While the world's largest emerging markets ETF, the Vanguard
MSCI Emerging Markets Fund (NYSEArca:VWO), is letting go of its
MSCI benchmark for a competing FTSE index early next year, MSCI is
doing anything but conceding that perhaps its approach to indexing
emerging stocks might have its pitfalls.
To the contrary, the index provider released a comprehensive
white paper that details why the MSCI Emerging Markets Index and
broad-based emerging markets investing in general is "as relevant
At the heart of the matter is MSCI's inclusion of South Korea in
its emerging markets basket, a country that FTSE excludes from its
emerging markets index and one that many consider more developed
than developing. The results of MSCI's next classification review
will be released in June 2013.
Truth be told, when Vanguard first said early this month that it
would ditch 22 MSCI indexes for cheaper FTSE and CRSP benchmarks in
a process that shook up the world of indexing, it argued that the
decision to do so was primarily cost-driven. FTSE and CRSP were
offering credible indexes at a cheaper price.
'This is not about FTSE vs. MSCI,' Joel Dickson, a principal at
Vanguard's investor strategy group, said in a webinar hosted by
IndexUniverse on the recent deal Wednesday. 'It's about providing
high quality indexes in the most cost effective way.'
But the issue of Korea in the VWO portfolio quickly emerged, and
it's not a small matter given that roughly $9 billion of the $57
billion Vanguard ETF is tied to its Korea allocation. Other players
in the world of developing markets, notably Emerging Global
Advisors, have argued in their own white papers that investing in
Korea is more like investing in the U.S. than, say, Eastern
Still, in this paper, MSCI broadly speaks to the different ways
of approaching emerging market equities, even if nowhere in the

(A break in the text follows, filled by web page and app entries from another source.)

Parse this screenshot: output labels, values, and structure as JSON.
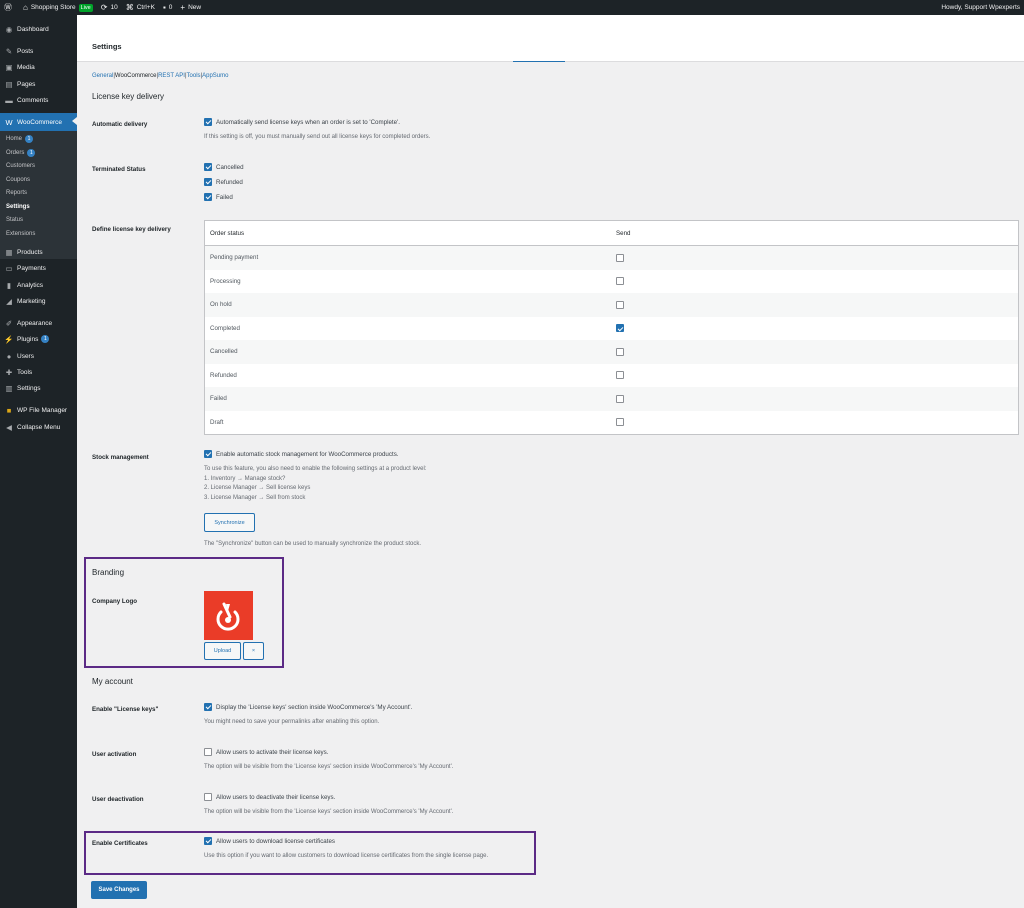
{
  "adminbar": {
    "site_name": "Shopping Store",
    "live_label": "Live",
    "updates_count": "10",
    "shortcut": "Ctrl+K",
    "comments_count": "0",
    "new_label": "New",
    "howdy": "Howdy, Support Wpexperts"
  },
  "sidebar": {
    "dashboard": "Dashboard",
    "posts": "Posts",
    "media": "Media",
    "pages": "Pages",
    "comments": "Comments",
    "woocommerce": "WooCommerce",
    "sub": {
      "home": "Home",
      "home_badge": "1",
      "orders": "Orders",
      "orders_badge": "1",
      "customers": "Customers",
      "coupons": "Coupons",
      "reports": "Reports",
      "settings": "Settings",
      "status": "Status",
      "extensions": "Extensions"
    },
    "products": "Products",
    "payments": "Payments",
    "analytics": "Analytics",
    "marketing": "Marketing",
    "appearance": "Appearance",
    "plugins": "Plugins",
    "plugins_badge": "1",
    "users": "Users",
    "tools": "Tools",
    "settings": "Settings",
    "wp_file_manager": "WP File Manager",
    "collapse": "Collapse Menu"
  },
  "header": {
    "title": "Settings"
  },
  "subnav": {
    "general": "General",
    "sep1": " |",
    "woocommerce": "WooCommerce",
    "sep2": " |",
    "rest_api": "REST API",
    "sep3": " |",
    "tools": "Tools",
    "sep4": " |",
    "appsumo": "AppSumo"
  },
  "license": {
    "section_title": "License key delivery",
    "auto_label": "Automatic delivery",
    "auto_text": "Automatically send license keys when an order is set to 'Complete'.",
    "auto_desc": "If this setting is off, you must manually send out all license keys for completed orders.",
    "terminated_label": "Terminated Status",
    "terminated": [
      "Cancelled",
      "Refunded",
      "Failed"
    ],
    "define_label": "Define license key delivery",
    "table_headers": [
      "Order status",
      "Send"
    ],
    "rows": [
      {
        "status": "Pending payment",
        "send": false
      },
      {
        "status": "Processing",
        "send": false
      },
      {
        "status": "On hold",
        "send": false
      },
      {
        "status": "Completed",
        "send": true
      },
      {
        "status": "Cancelled",
        "send": false
      },
      {
        "status": "Refunded",
        "send": false
      },
      {
        "status": "Failed",
        "send": false
      },
      {
        "status": "Draft",
        "send": false
      }
    ]
  },
  "stock": {
    "label": "Stock management",
    "text": "Enable automatic stock management for WooCommerce products.",
    "desc1": "To use this feature, you also need to enable the following settings at a product level:",
    "desc2": "1. Inventory → Manage stock?",
    "desc3": "2. License Manager → Sell license keys",
    "desc4": "3. License Manager → Sell from stock",
    "sync_button": "Synchronize",
    "sync_desc": "The \"Synchronize\" button can be used to manually synchronize the product stock."
  },
  "branding": {
    "title": "Branding",
    "logo_label": "Company Logo",
    "upload_button": "Upload",
    "remove_button": "×"
  },
  "account": {
    "title": "My account",
    "enable_label": "Enable \"License keys\"",
    "enable_text": "Display the 'License keys' section inside WooCommerce's 'My Account'.",
    "enable_desc": "You might need to save your permalinks after enabling this option.",
    "activation_label": "User activation",
    "activation_text": "Allow users to activate their license keys.",
    "activation_desc": "The option will be visible from the 'License keys' section inside WooCommerce's 'My Account'.",
    "deactivation_label": "User deactivation",
    "deactivation_text": "Allow users to deactivate their license keys.",
    "deactivation_desc": "The option will be visible from the 'License keys' section inside WooCommerce's 'My Account'.",
    "cert_label": "Enable Certificates",
    "cert_text": "Allow users to download license certificates",
    "cert_desc": "Use this option if you want to allow customers to download license certificates from the single license page."
  },
  "save_button": "Save Changes",
  "colors": {
    "accent": "#2271b1",
    "highlight_box": "#5b2a86",
    "logo_bg": "#ea3c28"
  }
}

20-plus-page document does it mention its view on South Korea.
More broadly, the core of MSCI's argument is that it believes
that the nature of emerging market investing has changed in the
past 20 years, but its role in investors' long-term portfolio
allocations hasn't diminished.
"The changing nature of emerging markets means that the
investment rationale underpinning the mandate allocations and the
approaches to implementation have also evolved over time," MSCI
said in the paper, noting that many of these booming economies
offer dynamically changing landscapes as their markets expand and
as their financial markets grow deeper.
That changing landscape has meant that, by and large, emerging
markets have seen a rising correlation with developed economies,
making a current emerging markets allocation in a global portfolio
more growth-oriented than one that addresses broad needs for
"The motivation for investing in emerging markets 20 years ago
focused on gaining market exposure to an uncorrelated source of
equity growth premium and was arguably often seen as an allocation
outside the core portfolio," MSCI said. "Today, many investors are
seeing emerging markets as a core allocation in their
Losing VWO-as well as Vanguard's other 21 ETFs-was a costly
event for MSCI, which saw a disproportionate 25 percent of its
market capitalization evaporate over indexing agreements worth an
estimated $24 million a year, though the firm has annual revenue of
more than $900 million.
At the end of the day, MSCI is counseling investors to stick to
their knitting in terms of how they go about obtaining emerging
Yes, it agrees, strategies that either integrate developed and
emerging stocks into one pile or those that look to pick the
winners in the emerging markets space are gaining momentum with
That said, a broad-based approach to emerging markets-read the
MSCI Emerging Markets Index-is still a viable way to tap into the
developing world's growth premium.
A broad-based approach diversifies exposure across a constantly
changing economic landscape, but it also dispenses with the need to
pick winners, which is arguably a fool's errand.
"Investors today have many choices in how they allocate to
emerging markets," Brett Hammond, managing director and head of
MSCI Applied Index Research, said in a release that accompanied the
"However, we think that the broad-based emerging markets concept
based on the MSCI Emerging Markets Indices has been effective in
capturing growth in the segment while allowing investors to ride
the changes in the underlying sources of economic growth premium,"
Permalink | 'copy; Copyright 2009 IndexUniverse LLC. All rights
Don't forget to check IndexUniverse.com's ETF Data
2012 IndexUniverse LLC
. All Rights Reserved.